Hosepipe Ban For Hampshire & The Isle Of Wight

Water audit - H2O Building Services


Although the extreme weather conditions of a few weeks ago are now seemingly behind us, it’s certainly worth remembering that the July heatwave is part of a wider trend, with prolonged dry conditions being seen around the UK.


In Hampshire and the Isle of Wight, for example, 2022 is proving to be one of the region’s driest years for a century, with the highest temperatures ever recorded leading to a drought that is now threatening to damage both the River Itchen and the River Test.


Water levels in the region are now significantly lower than they have been thanks to the extremely hot weather we’ve seen in recent times, coupled with reduced rainfall and increased demand.


As such, utility company Southern Water has announced that a temporary use ban (more commonly referred to as a hosepipe ban) will be introduced for customers in the region, implemented on August 5th – the first time such a ban has been enforced in the local area since 2012.


It means that it will no longer be permissible to use hosepipes to water gardens or clean cars, while swimming pools and ornamental ponds must not be filled.


Dr Alison Hoyle, Southern Water’s director of risk and compliance, explained that record temperatures and dry conditions have seen river flows fall by approximately 25 per cent from their typical July levels… the equivalent to losing over 25 million bathtubs of water.


She continued, saying that customers are now being asked to reduce their water usage to protect rivers and local habitats.


“We haven’t taken this decision lightly and we know the Temporary Use Ban will have an impact on our customers. We’re working with the Environment Agency to ensure that we act responsibly to protect our environment. We’re asking everyone in Hampshire and the Isle of Wight to do their bit by supporting these measures and only use the water that they need,” Dr Hoyle went on to say.


With England and Wales both now facing their driest start to a year since 1976, experts are concerned that the UK could be in line for a drought, with the National Drought Group recently moving England into Prolonged Dry Weather status… just one step away from actual drought being declared.


Although other water suppliers are yet to follow in Southern Water’s footsteps and introduce their own hosepipe bans, it certainly seems as though it will only be a matter of time before another company implements similar measures in the near future.


What are the effects of drought?


Droughts are naturally occurring events that take place when periods of low rainfall results in water shortages. There are three generally accepted forms of drought, which may occur separately or at the same time.


Environmental drought is seen when a shortage of rainfall has an impact on the natural environment, such as reduced river flow, insufficient soil moisture and exceptionally low levels of groundwater. This can put pressure on local biodiversity, including fish, wildlife and habitats.


Water supply drought occurs when a lack of rainfall drives concern among water companies about customer supplies, although this can take longer to develop because the network and supply systems are designed to cope with periods of dry weather.


And agricultural drought is driven by a lack of rainfall and soil moisture, with crop production and farming practices like spray irrigation no longer supported, exacerbated by potential conditions being placed on abstraction licences.


Over the years, England has had to face numerous periods of drought, such as the one seen in 2004-2006, with hosepipe bans affecting more than 15 million people at the height of the incident.

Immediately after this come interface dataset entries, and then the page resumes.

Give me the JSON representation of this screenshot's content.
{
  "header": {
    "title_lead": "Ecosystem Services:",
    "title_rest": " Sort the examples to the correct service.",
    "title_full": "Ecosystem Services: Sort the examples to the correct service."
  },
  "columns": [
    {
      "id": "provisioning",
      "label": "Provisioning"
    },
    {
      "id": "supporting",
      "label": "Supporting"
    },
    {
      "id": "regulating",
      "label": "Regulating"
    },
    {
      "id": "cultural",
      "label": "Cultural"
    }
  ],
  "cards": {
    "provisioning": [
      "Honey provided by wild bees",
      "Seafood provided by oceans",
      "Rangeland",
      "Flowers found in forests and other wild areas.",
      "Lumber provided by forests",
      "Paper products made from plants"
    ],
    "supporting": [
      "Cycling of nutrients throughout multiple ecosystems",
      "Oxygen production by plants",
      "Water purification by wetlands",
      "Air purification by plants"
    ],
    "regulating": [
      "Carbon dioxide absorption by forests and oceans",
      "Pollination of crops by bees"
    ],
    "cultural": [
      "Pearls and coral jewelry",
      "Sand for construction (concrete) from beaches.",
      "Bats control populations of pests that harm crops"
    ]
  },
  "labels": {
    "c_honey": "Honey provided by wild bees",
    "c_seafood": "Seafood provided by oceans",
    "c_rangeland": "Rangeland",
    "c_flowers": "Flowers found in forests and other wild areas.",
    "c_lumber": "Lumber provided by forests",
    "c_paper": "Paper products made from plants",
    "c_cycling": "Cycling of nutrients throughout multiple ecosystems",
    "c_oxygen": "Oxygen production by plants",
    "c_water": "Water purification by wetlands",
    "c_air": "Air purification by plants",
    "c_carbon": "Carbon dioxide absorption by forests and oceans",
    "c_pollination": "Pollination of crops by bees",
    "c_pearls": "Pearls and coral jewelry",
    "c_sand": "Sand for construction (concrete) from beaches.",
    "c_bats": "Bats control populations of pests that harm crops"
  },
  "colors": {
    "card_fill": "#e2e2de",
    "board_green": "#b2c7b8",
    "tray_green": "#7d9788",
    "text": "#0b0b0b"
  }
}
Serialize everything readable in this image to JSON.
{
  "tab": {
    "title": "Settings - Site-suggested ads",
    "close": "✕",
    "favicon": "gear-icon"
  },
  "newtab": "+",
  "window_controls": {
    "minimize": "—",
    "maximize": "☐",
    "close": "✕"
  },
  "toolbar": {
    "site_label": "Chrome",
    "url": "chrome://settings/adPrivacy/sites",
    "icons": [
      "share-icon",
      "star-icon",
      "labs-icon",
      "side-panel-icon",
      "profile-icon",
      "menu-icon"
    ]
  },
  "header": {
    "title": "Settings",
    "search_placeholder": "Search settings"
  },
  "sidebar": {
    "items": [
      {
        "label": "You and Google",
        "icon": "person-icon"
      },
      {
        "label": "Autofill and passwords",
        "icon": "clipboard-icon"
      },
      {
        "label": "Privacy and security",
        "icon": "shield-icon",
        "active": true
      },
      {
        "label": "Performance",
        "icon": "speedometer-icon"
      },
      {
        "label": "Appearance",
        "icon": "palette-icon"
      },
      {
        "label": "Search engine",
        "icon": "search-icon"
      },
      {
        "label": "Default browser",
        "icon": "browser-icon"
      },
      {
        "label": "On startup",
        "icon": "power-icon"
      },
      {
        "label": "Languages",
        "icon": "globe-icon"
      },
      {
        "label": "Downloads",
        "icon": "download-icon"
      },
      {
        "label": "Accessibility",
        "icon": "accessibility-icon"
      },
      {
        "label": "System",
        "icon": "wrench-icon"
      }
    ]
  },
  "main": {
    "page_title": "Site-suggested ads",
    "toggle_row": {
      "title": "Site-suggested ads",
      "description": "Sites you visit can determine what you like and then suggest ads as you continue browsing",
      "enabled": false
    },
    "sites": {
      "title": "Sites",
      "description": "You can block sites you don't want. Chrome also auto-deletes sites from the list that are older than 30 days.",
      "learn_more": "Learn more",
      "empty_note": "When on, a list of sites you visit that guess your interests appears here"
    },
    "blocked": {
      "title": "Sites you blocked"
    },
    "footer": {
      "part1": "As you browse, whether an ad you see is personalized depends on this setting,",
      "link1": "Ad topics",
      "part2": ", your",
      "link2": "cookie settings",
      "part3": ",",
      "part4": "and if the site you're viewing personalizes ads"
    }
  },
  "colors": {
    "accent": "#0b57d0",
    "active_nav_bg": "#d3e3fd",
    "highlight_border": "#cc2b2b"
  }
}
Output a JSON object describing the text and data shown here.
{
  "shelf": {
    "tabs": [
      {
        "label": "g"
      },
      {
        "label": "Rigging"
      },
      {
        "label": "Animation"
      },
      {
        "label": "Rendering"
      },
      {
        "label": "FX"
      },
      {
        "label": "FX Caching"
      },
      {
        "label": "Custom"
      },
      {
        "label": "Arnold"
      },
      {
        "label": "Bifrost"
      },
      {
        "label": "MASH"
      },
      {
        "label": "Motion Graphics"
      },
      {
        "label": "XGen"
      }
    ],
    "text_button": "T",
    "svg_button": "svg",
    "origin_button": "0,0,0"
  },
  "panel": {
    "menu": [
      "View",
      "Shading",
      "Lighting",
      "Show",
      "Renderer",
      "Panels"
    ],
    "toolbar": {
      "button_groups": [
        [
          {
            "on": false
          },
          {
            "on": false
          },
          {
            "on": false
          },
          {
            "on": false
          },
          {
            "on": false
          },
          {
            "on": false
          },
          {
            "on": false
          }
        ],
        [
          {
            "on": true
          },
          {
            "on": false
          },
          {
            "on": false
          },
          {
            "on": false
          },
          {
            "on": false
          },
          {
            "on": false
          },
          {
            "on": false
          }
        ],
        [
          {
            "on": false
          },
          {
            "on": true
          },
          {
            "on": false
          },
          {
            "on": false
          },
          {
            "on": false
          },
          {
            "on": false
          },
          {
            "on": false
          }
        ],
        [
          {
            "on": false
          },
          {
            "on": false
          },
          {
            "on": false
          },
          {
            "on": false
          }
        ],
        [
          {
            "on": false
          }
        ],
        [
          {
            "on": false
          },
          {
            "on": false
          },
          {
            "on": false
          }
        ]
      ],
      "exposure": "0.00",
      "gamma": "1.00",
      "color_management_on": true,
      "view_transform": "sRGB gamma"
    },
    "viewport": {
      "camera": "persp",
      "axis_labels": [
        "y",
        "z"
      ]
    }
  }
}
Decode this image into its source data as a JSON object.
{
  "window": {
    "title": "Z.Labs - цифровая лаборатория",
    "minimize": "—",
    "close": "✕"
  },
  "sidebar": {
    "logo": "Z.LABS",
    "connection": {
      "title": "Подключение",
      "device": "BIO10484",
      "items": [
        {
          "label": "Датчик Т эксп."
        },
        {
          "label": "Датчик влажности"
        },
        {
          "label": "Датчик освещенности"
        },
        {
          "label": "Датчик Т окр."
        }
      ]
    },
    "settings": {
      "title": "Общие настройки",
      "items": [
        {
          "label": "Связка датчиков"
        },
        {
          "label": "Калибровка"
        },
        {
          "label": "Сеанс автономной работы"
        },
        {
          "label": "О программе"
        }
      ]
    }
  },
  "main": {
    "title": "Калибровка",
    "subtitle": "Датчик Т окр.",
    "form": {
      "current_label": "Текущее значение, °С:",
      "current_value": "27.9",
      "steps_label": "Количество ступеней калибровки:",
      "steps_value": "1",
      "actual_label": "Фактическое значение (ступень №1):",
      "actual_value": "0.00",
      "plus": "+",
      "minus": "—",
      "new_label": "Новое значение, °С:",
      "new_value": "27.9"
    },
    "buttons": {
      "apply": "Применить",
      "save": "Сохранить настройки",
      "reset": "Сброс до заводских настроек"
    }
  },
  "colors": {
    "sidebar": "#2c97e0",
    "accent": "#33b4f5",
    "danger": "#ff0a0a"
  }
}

In all, four water suppliers were compelled to apply for drought orders, restricting the non-essential use of water.


Environmental impacts of this particular drought included reduced breeding of wading birds, fish deaths and outbreaks of blue-green algae in both rivers and lakes.


And between September 2010 and March 2012, many regions around England saw the driest 18 months for more than 100 years. Low groundwater levels were seen across most of the country, apart from the north-west, with many places recording their lowest levels ever.


In 2012, seven water firms brought in hosepipe bans, affecting 20 million people.. But the drought came to an abrupt end that summer, with the wettest April to September seen, which led to widespread flooding.


Is your business drought resilient?


An effective way of becoming more drought resilient as a business is to review your water footprint and see where and how you can go about reducing your water usage and consumption.


By implementing water-saving solutions as and where appropriate, you’ll shore up your operations and ensure that you’re able to continue with business as normal, even when faced with difficult conditions that would otherwise have seen you flounder.


A water audit is a good first step to take, as this will help you see where your immediate water use is taking place – and it can reveal any weak areas across your site, such as leaking pipes, so you can focus on repair work and reduce the amount of water you waste in this way.


However, if you want to go even deeper you can and many companies are now starting to review the water footprint of their entire supply chain, making the necessary changes here and there to ensure that they’re treading as lightly as possible.


If you’d like any help or advice relating to water conservation strategies and how you as a business can best go about making sure you’re ready for potential water shortages in the future, get in touch with the team here at H2o Building Services today.